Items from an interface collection
──────────────────────────────
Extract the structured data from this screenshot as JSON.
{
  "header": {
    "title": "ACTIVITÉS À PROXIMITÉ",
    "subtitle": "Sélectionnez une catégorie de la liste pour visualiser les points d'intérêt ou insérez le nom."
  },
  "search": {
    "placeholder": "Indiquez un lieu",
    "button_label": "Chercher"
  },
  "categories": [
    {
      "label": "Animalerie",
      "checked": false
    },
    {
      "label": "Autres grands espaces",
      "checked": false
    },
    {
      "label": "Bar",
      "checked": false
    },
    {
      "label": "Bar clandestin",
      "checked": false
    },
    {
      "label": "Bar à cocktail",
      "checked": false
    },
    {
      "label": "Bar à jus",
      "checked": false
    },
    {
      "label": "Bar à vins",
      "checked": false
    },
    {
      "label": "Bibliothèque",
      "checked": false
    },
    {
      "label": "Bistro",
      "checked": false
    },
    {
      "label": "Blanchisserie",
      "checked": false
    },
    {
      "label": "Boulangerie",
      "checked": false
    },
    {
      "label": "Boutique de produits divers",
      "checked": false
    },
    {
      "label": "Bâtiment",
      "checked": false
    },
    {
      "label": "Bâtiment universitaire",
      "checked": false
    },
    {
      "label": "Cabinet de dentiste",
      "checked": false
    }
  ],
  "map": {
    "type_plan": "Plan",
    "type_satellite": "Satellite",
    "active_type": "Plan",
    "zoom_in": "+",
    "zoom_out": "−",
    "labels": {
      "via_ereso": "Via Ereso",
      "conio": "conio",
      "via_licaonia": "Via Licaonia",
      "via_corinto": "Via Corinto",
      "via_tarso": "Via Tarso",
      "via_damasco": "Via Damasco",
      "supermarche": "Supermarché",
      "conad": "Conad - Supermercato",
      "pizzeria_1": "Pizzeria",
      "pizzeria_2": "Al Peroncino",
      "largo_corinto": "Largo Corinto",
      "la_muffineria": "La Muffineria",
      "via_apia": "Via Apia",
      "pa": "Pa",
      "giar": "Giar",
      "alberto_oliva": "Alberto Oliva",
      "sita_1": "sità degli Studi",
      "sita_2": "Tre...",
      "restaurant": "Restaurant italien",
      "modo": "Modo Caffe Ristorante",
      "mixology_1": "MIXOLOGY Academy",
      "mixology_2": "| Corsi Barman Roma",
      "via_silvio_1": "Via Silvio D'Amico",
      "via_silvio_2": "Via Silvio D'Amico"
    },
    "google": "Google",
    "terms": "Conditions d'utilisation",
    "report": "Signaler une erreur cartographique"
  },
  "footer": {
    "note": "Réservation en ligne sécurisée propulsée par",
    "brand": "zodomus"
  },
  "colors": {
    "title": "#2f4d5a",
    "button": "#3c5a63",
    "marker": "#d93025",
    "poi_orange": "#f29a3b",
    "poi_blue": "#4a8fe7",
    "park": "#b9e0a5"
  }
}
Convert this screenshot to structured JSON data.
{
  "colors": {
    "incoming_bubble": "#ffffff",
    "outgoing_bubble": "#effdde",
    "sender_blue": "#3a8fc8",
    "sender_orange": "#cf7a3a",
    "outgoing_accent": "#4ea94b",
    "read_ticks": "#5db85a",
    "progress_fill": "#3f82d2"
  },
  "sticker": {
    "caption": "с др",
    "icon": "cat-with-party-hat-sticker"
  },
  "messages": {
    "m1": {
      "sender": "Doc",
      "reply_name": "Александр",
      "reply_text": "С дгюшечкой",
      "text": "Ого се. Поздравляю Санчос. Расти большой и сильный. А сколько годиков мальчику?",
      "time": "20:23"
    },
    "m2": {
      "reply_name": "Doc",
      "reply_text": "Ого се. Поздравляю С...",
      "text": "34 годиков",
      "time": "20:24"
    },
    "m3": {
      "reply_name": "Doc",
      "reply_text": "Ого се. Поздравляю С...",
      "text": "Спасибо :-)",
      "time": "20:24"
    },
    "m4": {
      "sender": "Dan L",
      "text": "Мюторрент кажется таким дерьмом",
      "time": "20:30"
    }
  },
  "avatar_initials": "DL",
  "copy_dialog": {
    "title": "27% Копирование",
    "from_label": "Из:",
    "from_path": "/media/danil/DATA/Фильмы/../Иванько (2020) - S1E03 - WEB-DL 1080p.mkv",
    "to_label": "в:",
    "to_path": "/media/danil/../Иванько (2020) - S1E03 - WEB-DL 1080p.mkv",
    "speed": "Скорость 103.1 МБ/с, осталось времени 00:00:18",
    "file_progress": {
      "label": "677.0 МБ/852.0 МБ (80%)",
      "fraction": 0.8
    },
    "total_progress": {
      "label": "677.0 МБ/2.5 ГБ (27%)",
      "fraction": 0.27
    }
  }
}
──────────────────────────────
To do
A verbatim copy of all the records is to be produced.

Solution to this problem
Extract the structured data from this screenshot as JSON.
{
  "header": {
    "title": "ACTIVITÉS À PROXIMITÉ",
    "subtitle": "Sélectionnez une catégorie de la liste pour visualiser les points d'intérêt ou insérez le nom."
  },
  "search": {
    "placeholder": "Indiquez un lieu",
    "button_label": "Chercher"
  },
  "categories": [
    {
      "label": "Animalerie",
      "checked": false
    },
    {
      "label": "Autres grands espaces",
      "checked": false
    },
    {
      "label": "Bar",
      "checked": false
    },
    {
      "label": "Bar clandestin",
      "checked": false
    },
    {
      "label": "Bar à cocktail",
      "checked": false
    },
    {
      "label": "Bar à jus",
      "checked": false
    },
    {
      "label": "Bar à vins",
      "checked": false
    },
    {
      "label": "Bibliothèque",
      "checked": false
    },
    {
      "label": "Bistro",
      "checked": false
    },
    {
      "label": "Blanchisserie",
      "checked": false
    },
    {
      "label": "Boulangerie",
      "checked": false
    },
    {
      "label": "Boutique de produits divers",
      "checked": false
    },
    {
      "label": "Bâtiment",
      "checked": false
    },
    {
      "label": "Bâtiment universitaire",
      "checked": false
    },
    {
      "label": "Cabinet de dentiste",
      "checked": false
    }
  ],
  "map": {
    "type_plan": "Plan",
    "type_satellite": "Satellite",
    "active_type": "Plan",
    "zoom_in": "+",
    "zoom_out": "−",
    "labels": {
      "via_ereso": "Via Ereso",
      "conio": "conio",
      "via_licaonia": "Via Licaonia",
      "via_corinto": "Via Corinto",
      "via_tarso": "Via Tarso",
      "via_damasco": "Via Damasco",
      "supermarche": "Supermarché",
      "conad": "Conad - Supermercato",
      "pizzeria_1": "Pizzeria",
      "pizzeria_2": "Al Peroncino",
      "largo_corinto": "Largo Corinto",
      "la_muffineria": "La Muffineria",
      "via_apia": "Via Apia",
      "pa": "Pa",
      "giar": "Giar",
      "alberto_oliva": "Alberto Oliva",
      "sita_1": "sità degli Studi",
      "sita_2": "Tre...",
      "restaurant": "Restaurant italien",
      "modo": "Modo Caffe Ristorante",
      "mixology_1": "MIXOLOGY Academy",
      "mixology_2": "| Corsi Barman Roma",
      "via_silvio_1": "Via Silvio D'Amico",
      "via_silvio_2": "Via Silvio D'Amico"
    },
    "google": "Google",
    "terms": "Conditions d'utilisation",
    "report": "Signaler une erreur cartographique"
  },
  "footer": {
    "note": "Réservation en ligne sécurisée propulsée par",
    "brand": "zodomus"
  },
  "colors": {
    "title": "#2f4d5a",
    "button": "#3c5a63",
    "marker": "#d93025",
    "poi_orange": "#f29a3b",
    "poi_blue": "#4a8fe7",
    "park": "#b9e0a5"
  }
}
Convert this screenshot to structured JSON data.
{
  "colors": {
    "incoming_bubble": "#ffffff",
    "outgoing_bubble": "#effdde",
    "sender_blue": "#3a8fc8",
    "sender_orange": "#cf7a3a",
    "outgoing_accent": "#4ea94b",
    "read_ticks": "#5db85a",
    "progress_fill": "#3f82d2"
  },
  "sticker": {
    "caption": "с др",
    "icon": "cat-with-party-hat-sticker"
  },
  "messages": {
    "m1": {
      "sender": "Doc",
      "reply_name": "Александр",
      "reply_text": "С дгюшечкой",
      "text": "Ого се. Поздравляю Санчос. Расти большой и сильный. А сколько годиков мальчику?",
      "time": "20:23"
    },
    "m2": {
      "reply_name": "Doc",
      "reply_text": "Ого се. Поздравляю С...",
      "text": "34 годиков",
      "time": "20:24"
    },
    "m3": {
      "reply_name": "Doc",
      "reply_text": "Ого се. Поздравляю С...",
      "text": "Спасибо :-)",
      "time": "20:24"
    },
    "m4": {
      "sender": "Dan L",
      "text": "Мюторрент кажется таким дерьмом",
      "time": "20:30"
    }
  },
  "avatar_initials": "DL",
  "copy_dialog": {
    "title": "27% Копирование",
    "from_label": "Из:",
    "from_path": "/media/danil/DATA/Фильмы/../Иванько (2020) - S1E03 - WEB-DL 1080p.mkv",
    "to_label": "в:",
    "to_path": "/media/danil/../Иванько (2020) - S1E03 - WEB-DL 1080p.mkv",
    "speed": "Скорость 103.1 МБ/с, осталось времени 00:00:18",
    "file_progress": {
      "label": "677.0 МБ/852.0 МБ (80%)",
      "fraction": 0.8
    },
    "total_progress": {
      "label": "677.0 МБ/2.5 ГБ (27%)",
      "fraction": 0.27
    }
  }
}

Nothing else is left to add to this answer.